• Brief
Wherever the string "value" occurs in a line of these records, report that line.

[Component data from apps and pages]

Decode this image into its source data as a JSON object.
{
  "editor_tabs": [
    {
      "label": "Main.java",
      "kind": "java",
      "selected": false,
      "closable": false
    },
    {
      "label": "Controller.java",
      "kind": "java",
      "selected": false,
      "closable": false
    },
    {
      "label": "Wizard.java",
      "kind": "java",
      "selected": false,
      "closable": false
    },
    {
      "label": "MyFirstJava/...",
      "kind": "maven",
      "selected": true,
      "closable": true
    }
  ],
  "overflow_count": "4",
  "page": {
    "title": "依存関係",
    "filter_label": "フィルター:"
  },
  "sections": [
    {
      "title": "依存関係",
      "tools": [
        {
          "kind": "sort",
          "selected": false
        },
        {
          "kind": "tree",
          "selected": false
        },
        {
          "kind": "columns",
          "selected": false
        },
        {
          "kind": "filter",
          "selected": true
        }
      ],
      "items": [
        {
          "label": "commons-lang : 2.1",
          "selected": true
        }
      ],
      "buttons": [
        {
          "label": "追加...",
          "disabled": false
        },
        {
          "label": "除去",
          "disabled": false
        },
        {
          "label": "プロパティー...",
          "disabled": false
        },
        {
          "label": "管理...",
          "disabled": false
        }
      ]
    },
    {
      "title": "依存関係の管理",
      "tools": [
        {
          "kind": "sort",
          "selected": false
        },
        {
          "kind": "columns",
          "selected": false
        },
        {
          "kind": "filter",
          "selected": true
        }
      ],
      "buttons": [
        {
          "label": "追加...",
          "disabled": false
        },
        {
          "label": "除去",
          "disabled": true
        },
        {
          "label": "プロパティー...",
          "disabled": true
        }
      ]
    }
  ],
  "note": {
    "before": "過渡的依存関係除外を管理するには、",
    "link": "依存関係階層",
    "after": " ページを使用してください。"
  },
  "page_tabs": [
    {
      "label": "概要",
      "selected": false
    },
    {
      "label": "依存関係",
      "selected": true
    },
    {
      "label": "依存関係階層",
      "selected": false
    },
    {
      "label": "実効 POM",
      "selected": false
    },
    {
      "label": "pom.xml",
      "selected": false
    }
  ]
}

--

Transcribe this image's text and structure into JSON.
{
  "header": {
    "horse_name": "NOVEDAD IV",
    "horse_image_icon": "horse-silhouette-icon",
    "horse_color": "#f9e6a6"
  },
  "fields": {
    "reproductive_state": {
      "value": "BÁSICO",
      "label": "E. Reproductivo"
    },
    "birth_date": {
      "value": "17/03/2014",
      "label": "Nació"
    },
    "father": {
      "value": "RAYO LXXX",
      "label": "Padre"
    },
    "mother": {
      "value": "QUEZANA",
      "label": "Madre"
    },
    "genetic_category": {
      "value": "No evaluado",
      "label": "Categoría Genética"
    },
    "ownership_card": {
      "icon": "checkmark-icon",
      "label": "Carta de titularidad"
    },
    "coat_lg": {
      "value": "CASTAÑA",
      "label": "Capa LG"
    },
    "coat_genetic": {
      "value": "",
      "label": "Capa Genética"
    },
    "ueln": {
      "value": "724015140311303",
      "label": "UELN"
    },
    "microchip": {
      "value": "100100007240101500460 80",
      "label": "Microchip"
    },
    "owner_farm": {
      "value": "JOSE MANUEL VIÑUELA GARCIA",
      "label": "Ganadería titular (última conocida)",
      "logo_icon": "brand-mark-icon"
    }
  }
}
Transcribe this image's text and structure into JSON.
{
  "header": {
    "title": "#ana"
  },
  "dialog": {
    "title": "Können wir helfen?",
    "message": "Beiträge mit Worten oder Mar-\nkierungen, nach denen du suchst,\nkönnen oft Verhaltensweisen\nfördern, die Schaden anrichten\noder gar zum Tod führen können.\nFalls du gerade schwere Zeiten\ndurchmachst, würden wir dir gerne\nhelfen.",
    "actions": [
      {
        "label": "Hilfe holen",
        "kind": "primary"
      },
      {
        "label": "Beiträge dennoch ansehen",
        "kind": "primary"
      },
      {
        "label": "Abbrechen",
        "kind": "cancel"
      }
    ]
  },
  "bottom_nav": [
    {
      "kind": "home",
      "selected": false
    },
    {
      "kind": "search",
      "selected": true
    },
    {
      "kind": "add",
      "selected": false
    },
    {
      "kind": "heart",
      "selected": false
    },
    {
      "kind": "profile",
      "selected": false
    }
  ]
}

• Result below
      "value": "BÁSICO",
      "value": "17/03/2014",
      "value": "RAYO LXXX",
      "value": "QUEZANA",
      "value": "No evaluado",
      "value": "CASTAÑA",
      "value": "",
      "value": "724015140311303",
      "value": "100100007240101500460 80",
      "value": "JOSE MANUEL VIÑUELA GARCIA",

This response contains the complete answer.